Interface dataset entries:
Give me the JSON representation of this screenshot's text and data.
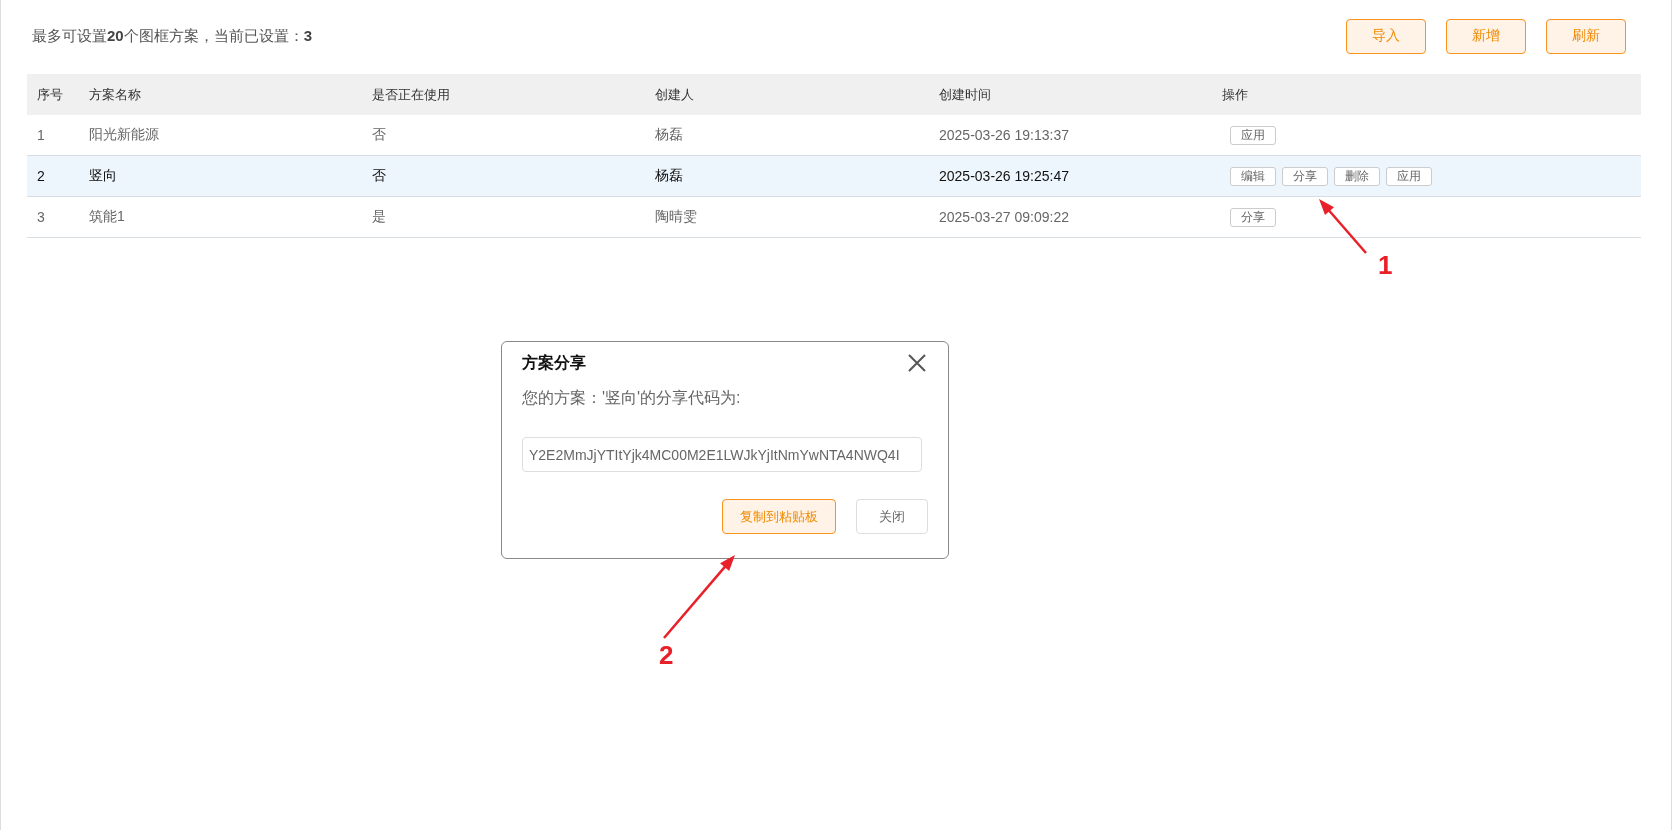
{
  "summary": "最多可设置**20**个图框方案，当前已设置：**3**",
  "toolbar": [
    "导入",
    "新增",
    "刷新"
  ],
  "table": {
    "columns": [
      "序号",
      "方案名称",
      "是否正在使用",
      "创建人",
      "创建时间",
      "操作"
    ],
    "rows": [
      {
        "cells": [
          "1",
          "阳光新能源",
          "否",
          "杨磊",
          "2025-03-26 19:13:37"
        ],
        "actions": [
          "应用"
        ],
        "selected": false
      },
      {
        "cells": [
          "2",
          "竖向",
          "否",
          "杨磊",
          "2025-03-26 19:25:47"
        ],
        "actions": [
          "编辑",
          "分享",
          "删除",
          "应用"
        ],
        "selected": true
      },
      {
        "cells": [
          "3",
          "筑能1",
          "是",
          "陶晴雯",
          "2025-03-27 09:09:22"
        ],
        "actions": [
          "分享"
        ],
        "selected": false
      }
    ]
  },
  "dialog": {
    "title": "方案分享",
    "message": "您的方案：'竖向'的分享代码为:",
    "code": "Y2E2MmJjYTItYjk4MC00M2E1LWJkYjItNmYwNTA4NWQ4I",
    "buttons": [
      {
        "label": "复制到粘贴板",
        "kind": "primary"
      },
      {
        "label": "关闭",
        "kind": "default"
      }
    ]
  },
  "annotations": [
    {
      "label": "1"
    },
    {
      "label": "2"
    }
  ]
}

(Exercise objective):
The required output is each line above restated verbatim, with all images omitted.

(Answer section):
Give me the JSON representation of this screenshot's text and data.
{
  "summary": "最多可设置**20**个图框方案，当前已设置：**3**",
  "toolbar": [
    "导入",
    "新增",
    "刷新"
  ],
  "table": {
    "columns": [
      "序号",
      "方案名称",
      "是否正在使用",
      "创建人",
      "创建时间",
      "操作"
    ],
    "rows": [
      {
        "cells": [
          "1",
          "阳光新能源",
          "否",
          "杨磊",
          "2025-03-26 19:13:37"
        ],
        "actions": [
          "应用"
        ],
        "selected": false
      },
      {
        "cells": [
          "2",
          "竖向",
          "否",
          "杨磊",
          "2025-03-26 19:25:47"
        ],
        "actions": [
          "编辑",
          "分享",
          "删除",
          "应用"
        ],
        "selected": true
      },
      {
        "cells": [
          "3",
          "筑能1",
          "是",
          "陶晴雯",
          "2025-03-27 09:09:22"
        ],
        "actions": [
          "分享"
        ],
        "selected": false
      }
    ]
  },
  "dialog": {
    "title": "方案分享",
    "message": "您的方案：'竖向'的分享代码为:",
    "code": "Y2E2MmJjYTItYjk4MC00M2E1LWJkYjItNmYwNTA4NWQ4I",
    "buttons": [
      {
        "label": "复制到粘贴板",
        "kind": "primary"
      },
      {
        "label": "关闭",
        "kind": "default"
      }
    ]
  },
  "annotations": [
    {
      "label": "1"
    },
    {
      "label": "2"
    }
  ]
}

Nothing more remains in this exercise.